Are You Ready for Evangelism?
It’s easy to feel uncomfortable and even guilty in the face of evangelism. Is this how it’s meant to be?
Is your preaching and teaching ministry doing enough to prepare your church for the task of evangelism? In this series, Andy Paterson offers biblical encouragement that every Christian has a role to play, free from false guilt.
This is part 1 in the series.
Clammy skin. Racing pulse. Afraid they might have heard us. The sound of approaching footsteps. Panic as a light goes on and the door swings open. Then hearing my voice. “Good evening. We’re from the local church and we’ve come to talk to you about Jesus.”
Sometimes they swore, sometimes the door was slammed in our faces, sometimes there was an attempt at intellectual argument, but worst of all, most of the time they were... nice. Perhaps patronising (after all we were just a couple of 15-year old lads), but mostly polite in their dismissal of us. And this went on month after month, each time having steeled ourselves for the effort, feeling guilty if we couldn’t make the visits.
We knew it was the right thing to do. We knew that without coming to a saving faith in Jesus Christ men and women would be eternally lost. We knew they lived in ignorance of the greatest good news that the whole universe had ever known. We had to let them know. We had to share what had happened to us. But we did so with little joy and a whole lot of unease and discomfort. It just seemed so forced; so unnatural. And we felt guilty.
No doubt my own experience will resonate with some. We know evangelism is a good thing; it’s just that the way we go about it can seem strangely disconnected from the world we live in.
Comparison and false guilt
I’ve travelled on the London Underground and heard mini sermons shouted out to captive tube passengers between stops. Is that what I should be doing? Is that what evangelism is all about? I’ve heard Bible verses fired out through mini PA systems to crowds thronging into a Springsteen concert. I’ve walked through a busy shopping centre and been harangued by a preacher with a bullhorn. I’ve witnessed tracts being systematically slipped into books at the local library. And all the time my sense of failure as a believer grows because I know I just couldn’t do what they’re doing. It would seem so personally unnatural.

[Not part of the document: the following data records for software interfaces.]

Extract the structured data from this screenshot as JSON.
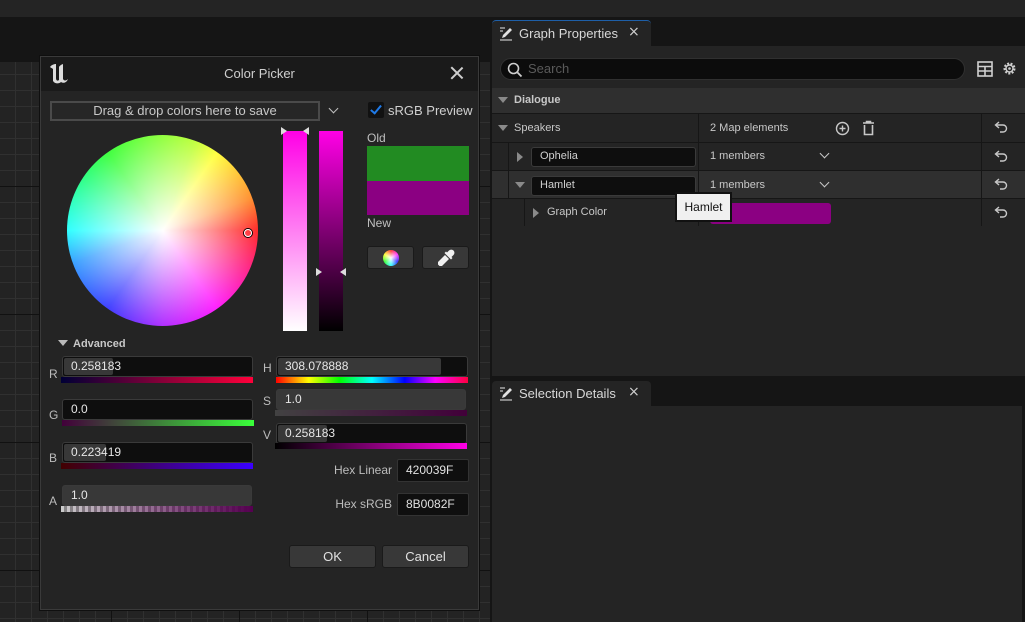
{
  "color_picker": {
    "title": "Color Picker",
    "swatch_drop_label": "Drag & drop colors here to save",
    "srgb_preview_label": "sRGB Preview",
    "srgb_preview_checked": true,
    "old_label": "Old",
    "new_label": "New",
    "old_color": "#228B22",
    "new_color": "#8B0082",
    "advanced_label": "Advanced",
    "channels": {
      "r": {
        "label": "R",
        "value": "0.258183",
        "fraction": 0.258183
      },
      "g": {
        "label": "G",
        "value": "0.0",
        "fraction": 0.0
      },
      "b": {
        "label": "B",
        "value": "0.223419",
        "fraction": 0.223419
      },
      "a": {
        "label": "A",
        "value": "1.0",
        "fraction": 1.0
      },
      "h": {
        "label": "H",
        "value": "308.078888",
        "fraction": 0.8558
      },
      "s": {
        "label": "S",
        "value": "1.0",
        "fraction": 1.0
      },
      "v": {
        "label": "V",
        "value": "0.258183",
        "fraction": 0.258183
      }
    },
    "hex_linear_label": "Hex Linear",
    "hex_linear_value": "420039F",
    "hex_srgb_label": "Hex sRGB",
    "hex_srgb_value": "8B0082F",
    "ok_label": "OK",
    "cancel_label": "Cancel",
    "icons": {
      "logo": "unreal-engine-logo",
      "close": "close-icon",
      "wheel_mode": "color-wheel-icon",
      "eyedropper": "eyedropper-icon"
    }
  },
  "graph_properties": {
    "tab_label": "Graph Properties",
    "search_placeholder": "Search",
    "category": "Dialogue",
    "rows": {
      "speakers": {
        "name": "Speakers",
        "value": "2 Map elements"
      },
      "ophelia": {
        "key": "Ophelia",
        "value": "1 members"
      },
      "hamlet": {
        "key": "Hamlet",
        "value": "1 members"
      },
      "graph_color": {
        "name": "Graph Color",
        "color": "#8B0082"
      }
    },
    "tooltip": "Hamlet"
  },
  "selection_details": {
    "tab_label": "Selection Details"
  }
}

What makes it worse is that there are Christians who just love to do this stuff. You can’t stop them. They seem energised whenever they get the opportunity to witness, whether that be door-to-door, street work, sketch board, or market stall. If they sit next to someone on the train or plane they invariably strike up a conversation that points to Christ, whilst I would sit there hoping for some peace and quiet!
Then that’s compounded by them telling me that I should be doing what they’re doing; that evangelism embraces a Star Trek philosophy of outreach – boldly going where no one has gone before.
The truth is I have a massive respect and admiration for their drive and passion, and often have tried to copy their techniques and programmes. However, the reality is that these resolutions of mine fade away within a few weeks of rejections and disappointment, and once again the dark cloud of guilt descends upon this rubbish believer who wants to make Christ known but finds the methodologies of others so alien.
What’s happened to evangelism?
Perhaps this explains why so few Christians today seem engaged in sharing their faith; why so many find it easier to hide away in a Christian ghetto; why it’s easier to keep your head down than speak up for Jesus.
This is compounded by the apparent failure of many gospel people to unpack God’s word. Preachers, who for the most part would carefully exposit sections of the Bible, seem either to be silent on the whole subject of evangelism or else flip-flop into pragmatic suggestions reminiscent of 21st century marketing programmes.
More than that, when it comes to church, theological insight disappears when confronted by evangelism. Rather than being a gathered community of believers, church morphs into a building-centred entity, from which ‘outreach’ takes place in the hope of capturing a few more who will attend the same building we do.
So, what’s happened to evangelism? Is this how it’s meant to be? Indeed, is this how it has always been?
The intention of this series is to revisit what the Bible teaches with an expectation that we’ll gain a new vision of what it really means to share the wonderful saving news of Jesus Christ.
I’ll be arguing that every single follower of Jesus Christ has a role to play in ways that are both natural and free from false guilt.
Of course, it may also challenge the sinful laziness of our hearts and expose the fig leaf lies that we use to cover over our feeble excuses. And that will be no bad thing when the eternal destiny of the lost is at stake and the honour and glory of Christ is to the fore.
Next time, part 2: Evangelism in the Old Testament.